## What is expected
Would you output all the entries below without altering a word?
======== Records for processing ========
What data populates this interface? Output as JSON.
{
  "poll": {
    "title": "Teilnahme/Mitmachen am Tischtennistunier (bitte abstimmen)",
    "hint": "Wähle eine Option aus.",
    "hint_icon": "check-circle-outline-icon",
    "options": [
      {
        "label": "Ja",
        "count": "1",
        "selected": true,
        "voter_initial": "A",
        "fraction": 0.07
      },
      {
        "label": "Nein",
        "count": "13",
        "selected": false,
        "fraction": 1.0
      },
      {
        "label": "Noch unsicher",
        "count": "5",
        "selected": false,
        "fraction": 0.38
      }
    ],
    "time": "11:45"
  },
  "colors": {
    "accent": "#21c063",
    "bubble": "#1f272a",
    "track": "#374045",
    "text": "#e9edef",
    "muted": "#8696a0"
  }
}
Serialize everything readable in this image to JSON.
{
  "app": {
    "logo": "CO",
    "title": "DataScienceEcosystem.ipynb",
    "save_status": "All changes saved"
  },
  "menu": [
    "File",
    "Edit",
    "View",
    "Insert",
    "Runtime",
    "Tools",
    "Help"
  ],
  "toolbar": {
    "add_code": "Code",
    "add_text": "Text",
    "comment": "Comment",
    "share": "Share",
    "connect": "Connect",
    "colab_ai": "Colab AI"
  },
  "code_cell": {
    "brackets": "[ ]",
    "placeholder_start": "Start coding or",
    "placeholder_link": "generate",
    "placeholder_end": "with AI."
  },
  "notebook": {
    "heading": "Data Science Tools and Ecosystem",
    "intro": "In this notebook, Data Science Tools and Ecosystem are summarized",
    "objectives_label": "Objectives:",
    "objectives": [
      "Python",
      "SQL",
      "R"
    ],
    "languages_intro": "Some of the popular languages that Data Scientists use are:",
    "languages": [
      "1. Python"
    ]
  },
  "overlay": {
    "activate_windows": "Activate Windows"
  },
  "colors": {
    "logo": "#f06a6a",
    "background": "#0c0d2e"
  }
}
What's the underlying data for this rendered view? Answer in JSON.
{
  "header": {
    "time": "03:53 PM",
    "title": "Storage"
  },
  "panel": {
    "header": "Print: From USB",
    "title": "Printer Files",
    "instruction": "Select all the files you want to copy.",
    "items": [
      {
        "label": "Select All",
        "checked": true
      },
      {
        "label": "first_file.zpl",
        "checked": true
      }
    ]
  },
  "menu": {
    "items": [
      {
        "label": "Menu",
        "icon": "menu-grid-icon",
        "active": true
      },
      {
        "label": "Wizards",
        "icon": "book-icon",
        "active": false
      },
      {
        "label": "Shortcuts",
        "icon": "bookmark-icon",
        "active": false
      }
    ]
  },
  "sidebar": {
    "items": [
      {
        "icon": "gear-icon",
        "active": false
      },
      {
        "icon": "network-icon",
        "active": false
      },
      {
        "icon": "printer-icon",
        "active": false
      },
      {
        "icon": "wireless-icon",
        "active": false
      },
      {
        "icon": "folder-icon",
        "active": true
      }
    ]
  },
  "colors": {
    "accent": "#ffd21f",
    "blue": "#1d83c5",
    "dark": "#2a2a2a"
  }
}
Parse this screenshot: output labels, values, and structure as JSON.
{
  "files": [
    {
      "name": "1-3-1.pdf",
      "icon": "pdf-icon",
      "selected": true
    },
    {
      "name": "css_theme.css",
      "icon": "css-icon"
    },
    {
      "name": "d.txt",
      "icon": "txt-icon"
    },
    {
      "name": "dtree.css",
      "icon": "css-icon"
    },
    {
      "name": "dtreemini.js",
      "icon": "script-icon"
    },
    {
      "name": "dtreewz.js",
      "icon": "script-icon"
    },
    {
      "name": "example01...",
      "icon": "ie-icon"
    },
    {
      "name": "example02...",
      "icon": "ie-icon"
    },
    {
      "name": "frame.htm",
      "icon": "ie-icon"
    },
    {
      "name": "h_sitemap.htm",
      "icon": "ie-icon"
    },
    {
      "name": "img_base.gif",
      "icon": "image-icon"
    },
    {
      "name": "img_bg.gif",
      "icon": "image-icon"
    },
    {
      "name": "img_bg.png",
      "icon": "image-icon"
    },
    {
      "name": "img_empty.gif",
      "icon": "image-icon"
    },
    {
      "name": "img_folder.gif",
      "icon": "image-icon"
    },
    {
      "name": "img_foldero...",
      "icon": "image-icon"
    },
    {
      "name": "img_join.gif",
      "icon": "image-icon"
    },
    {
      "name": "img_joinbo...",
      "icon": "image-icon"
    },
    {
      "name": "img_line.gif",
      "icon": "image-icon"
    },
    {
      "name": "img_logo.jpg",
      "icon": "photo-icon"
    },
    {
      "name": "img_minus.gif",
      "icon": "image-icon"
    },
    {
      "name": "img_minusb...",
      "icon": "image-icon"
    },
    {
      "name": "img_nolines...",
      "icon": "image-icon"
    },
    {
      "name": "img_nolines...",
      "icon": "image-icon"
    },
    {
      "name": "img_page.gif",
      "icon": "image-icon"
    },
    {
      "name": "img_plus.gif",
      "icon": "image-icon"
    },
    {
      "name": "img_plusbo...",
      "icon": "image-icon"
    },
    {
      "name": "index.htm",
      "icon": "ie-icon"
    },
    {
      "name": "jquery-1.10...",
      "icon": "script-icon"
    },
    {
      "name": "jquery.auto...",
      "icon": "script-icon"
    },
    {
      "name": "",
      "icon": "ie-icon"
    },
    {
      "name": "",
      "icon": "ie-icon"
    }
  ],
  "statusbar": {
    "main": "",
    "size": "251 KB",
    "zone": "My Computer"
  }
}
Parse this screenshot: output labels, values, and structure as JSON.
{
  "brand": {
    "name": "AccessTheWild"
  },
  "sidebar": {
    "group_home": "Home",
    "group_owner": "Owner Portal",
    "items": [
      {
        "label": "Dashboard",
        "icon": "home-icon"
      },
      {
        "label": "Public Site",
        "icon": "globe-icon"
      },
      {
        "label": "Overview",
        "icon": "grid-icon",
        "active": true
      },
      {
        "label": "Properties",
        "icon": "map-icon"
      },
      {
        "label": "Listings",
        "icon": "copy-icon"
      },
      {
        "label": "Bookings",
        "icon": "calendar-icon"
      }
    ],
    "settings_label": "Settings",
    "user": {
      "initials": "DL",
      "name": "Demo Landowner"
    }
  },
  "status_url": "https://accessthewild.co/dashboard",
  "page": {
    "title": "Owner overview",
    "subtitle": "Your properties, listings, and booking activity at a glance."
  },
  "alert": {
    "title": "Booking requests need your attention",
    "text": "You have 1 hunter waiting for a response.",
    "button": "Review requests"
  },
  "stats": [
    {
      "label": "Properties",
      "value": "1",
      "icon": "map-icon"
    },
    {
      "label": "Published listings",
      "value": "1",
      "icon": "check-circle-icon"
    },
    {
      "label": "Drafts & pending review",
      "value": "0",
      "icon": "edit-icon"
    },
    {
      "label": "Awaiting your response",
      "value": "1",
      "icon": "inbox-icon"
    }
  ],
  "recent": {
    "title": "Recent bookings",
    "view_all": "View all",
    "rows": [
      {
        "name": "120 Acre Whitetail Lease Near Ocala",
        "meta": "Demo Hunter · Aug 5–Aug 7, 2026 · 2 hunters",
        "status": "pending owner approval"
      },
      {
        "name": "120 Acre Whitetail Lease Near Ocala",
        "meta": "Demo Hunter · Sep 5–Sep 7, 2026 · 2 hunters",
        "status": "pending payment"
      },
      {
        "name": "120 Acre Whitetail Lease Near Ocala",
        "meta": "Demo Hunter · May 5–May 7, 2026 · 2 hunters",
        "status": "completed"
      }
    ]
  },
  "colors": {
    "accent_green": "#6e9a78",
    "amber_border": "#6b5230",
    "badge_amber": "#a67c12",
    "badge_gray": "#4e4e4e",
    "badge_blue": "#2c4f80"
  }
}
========
## Answer space
What data populates this interface? Output as JSON.
{
  "poll": {
    "title": "Teilnahme/Mitmachen am Tischtennistunier (bitte abstimmen)",
    "hint": "Wähle eine Option aus.",
    "hint_icon": "check-circle-outline-icon",
    "options": [
      {
        "label": "Ja",
        "count": "1",
        "selected": true,
        "voter_initial": "A",
        "fraction": 0.07
      },
      {
        "label": "Nein",
        "count": "13",
        "selected": false,
        "fraction": 1.0
      },
      {
        "label": "Noch unsicher",
        "count": "5",
        "selected": false,
        "fraction": 0.38
      }
    ],
    "time": "11:45"
  },
  "colors": {
    "accent": "#21c063",
    "bubble": "#1f272a",
    "track": "#374045",
    "text": "#e9edef",
    "muted": "#8696a0"
  }
}
Serialize everything readable in this image to JSON.
{
  "app": {
    "logo": "CO",
    "title": "DataScienceEcosystem.ipynb",
    "save_status": "All changes saved"
  },
  "menu": [
    "File",
    "Edit",
    "View",
    "Insert",
    "Runtime",
    "Tools",
    "Help"
  ],
  "toolbar": {
    "add_code": "Code",
    "add_text": "Text",
    "comment": "Comment",
    "share": "Share",
    "connect": "Connect",
    "colab_ai": "Colab AI"
  },
  "code_cell": {
    "brackets": "[ ]",
    "placeholder_start": "Start coding or",
    "placeholder_link": "generate",
    "placeholder_end": "with AI."
  },
  "notebook": {
    "heading": "Data Science Tools and Ecosystem",
    "intro": "In this notebook, Data Science Tools and Ecosystem are summarized",
    "objectives_label": "Objectives:",
    "objectives": [
      "Python",
      "SQL",
      "R"
    ],
    "languages_intro": "Some of the popular languages that Data Scientists use are:",
    "languages": [
      "1. Python"
    ]
  },
  "overlay": {
    "activate_windows": "Activate Windows"
  },
  "colors": {
    "logo": "#f06a6a",
    "background": "#0c0d2e"
  }
}
What's the underlying data for this rendered view? Answer in JSON.
{
  "header": {
    "time": "03:53 PM",
    "title": "Storage"
  },
  "panel": {
    "header": "Print: From USB",
    "title": "Printer Files",
    "instruction": "Select all the files you want to copy.",
    "items": [
      {
        "label": "Select All",
        "checked": true
      },
      {
        "label": "first_file.zpl",
        "checked": true
      }
    ]
  },
  "menu": {
    "items": [
      {
        "label": "Menu",
        "icon": "menu-grid-icon",
        "active": true
      },
      {
        "label": "Wizards",
        "icon": "book-icon",
        "active": false
      },
      {
        "label": "Shortcuts",
        "icon": "bookmark-icon",
        "active": false
      }
    ]
  },
  "sidebar": {
    "items": [
      {
        "icon": "gear-icon",
        "active": false
      },
      {
        "icon": "network-icon",
        "active": false
      },
      {
        "icon": "printer-icon",
        "active": false
      },
      {
        "icon": "wireless-icon",
        "active": false
      },
      {
        "icon": "folder-icon",
        "active": true
      }
    ]
  },
  "colors": {
    "accent": "#ffd21f",
    "blue": "#1d83c5",
    "dark": "#2a2a2a"
  }
}
Parse this screenshot: output labels, values, and structure as JSON.
{
  "files": [
    {
      "name": "1-3-1.pdf",
      "icon": "pdf-icon",
      "selected": true
    },
    {
      "name": "css_theme.css",
      "icon": "css-icon"
    },
    {
      "name": "d.txt",
      "icon": "txt-icon"
    },
    {
      "name": "dtree.css",
      "icon": "css-icon"
    },
    {
      "name": "dtreemini.js",
      "icon": "script-icon"
    },
    {
      "name": "dtreewz.js",
      "icon": "script-icon"
    },
    {
      "name": "example01...",
      "icon": "ie-icon"
    },
    {
      "name": "example02...",
      "icon": "ie-icon"
    },
    {
      "name": "frame.htm",
      "icon": "ie-icon"
    },
    {
      "name": "h_sitemap.htm",
      "icon": "ie-icon"
    },
    {
      "name": "img_base.gif",
      "icon": "image-icon"
    },
    {
      "name": "img_bg.gif",
      "icon": "image-icon"
    },
    {
      "name": "img_bg.png",
      "icon": "image-icon"
    },
    {
      "name": "img_empty.gif",
      "icon": "image-icon"
    },
    {
      "name": "img_folder.gif",
      "icon": "image-icon"
    },
    {
      "name": "img_foldero...",
      "icon": "image-icon"
    },
    {
      "name": "img_join.gif",
      "icon": "image-icon"
    },
    {
      "name": "img_joinbo...",
      "icon": "image-icon"
    },
    {
      "name": "img_line.gif",
      "icon": "image-icon"
    },
    {
      "name": "img_logo.jpg",
      "icon": "photo-icon"
    },
    {
      "name": "img_minus.gif",
      "icon": "image-icon"
    },
    {
      "name": "img_minusb...",
      "icon": "image-icon"
    },
    {
      "name": "img_nolines...",
      "icon": "image-icon"
    },
    {
      "name": "img_nolines...",
      "icon": "image-icon"
    },
    {
      "name": "img_page.gif",
      "icon": "image-icon"
    },
    {
      "name": "img_plus.gif",
      "icon": "image-icon"
    },
    {
      "name": "img_plusbo...",
      "icon": "image-icon"
    },
    {
      "name": "index.htm",
      "icon": "ie-icon"
    },
    {
      "name": "jquery-1.10...",
      "icon": "script-icon"
    },
    {
      "name": "jquery.auto...",
      "icon": "script-icon"
    },
    {
      "name": "",
      "icon": "ie-icon"
    },
    {
      "name": "",
      "icon": "ie-icon"
    }
  ],
  "statusbar": {
    "main": "",
    "size": "251 KB",
    "zone": "My Computer"
  }
}
Parse this screenshot: output labels, values, and structure as JSON.
{
  "brand": {
    "name": "AccessTheWild"
  },
  "sidebar": {
    "group_home": "Home",
    "group_owner": "Owner Portal",
    "items": [
      {
        "label": "Dashboard",
        "icon": "home-icon"
      },
      {
        "label": "Public Site",
        "icon": "globe-icon"
      },
      {
        "label": "Overview",
        "icon": "grid-icon",
        "active": true
      },
      {
        "label": "Properties",
        "icon": "map-icon"
      },
      {
        "label": "Listings",
        "icon": "copy-icon"
      },
      {
        "label": "Bookings",
        "icon": "calendar-icon"
      }
    ],
    "settings_label": "Settings",
    "user": {
      "initials": "DL",
      "name": "Demo Landowner"
    }
  },
  "status_url": "https://accessthewild.co/dashboard",
  "page": {
    "title": "Owner overview",
    "subtitle": "Your properties, listings, and booking activity at a glance."
  },
  "alert": {
    "title": "Booking requests need your attention",
    "text": "You have 1 hunter waiting for a response.",
    "button": "Review requests"
  },
  "stats": [
    {
      "label": "Properties",
      "value": "1",
      "icon": "map-icon"
    },
    {
      "label": "Published listings",
      "value": "1",
      "icon": "check-circle-icon"
    },
    {
      "label": "Drafts & pending review",
      "value": "0",
      "icon": "edit-icon"
    },
    {
      "label": "Awaiting your response",
      "value": "1",
      "icon": "inbox-icon"
    }
  ],
  "recent": {
    "title": "Recent bookings",
    "view_all": "View all",
    "rows": [
      {
        "name": "120 Acre Whitetail Lease Near Ocala",
        "meta": "Demo Hunter · Aug 5–Aug 7, 2026 · 2 hunters",
        "status": "pending owner approval"
      },
      {
        "name": "120 Acre Whitetail Lease Near Ocala",
        "meta": "Demo Hunter · Sep 5–Sep 7, 2026 · 2 hunters",
        "status": "pending payment"
      },
      {
        "name": "120 Acre Whitetail Lease Near Ocala",
        "meta": "Demo Hunter · May 5–May 7, 2026 · 2 hunters",
        "status": "completed"
      }
    ]
  },
  "colors": {
    "accent_green": "#6e9a78",
    "amber_border": "#6b5230",
    "badge_amber": "#a67c12",
    "badge_gray": "#4e4e4e",
    "badge_blue": "#2c4f80"
  }
}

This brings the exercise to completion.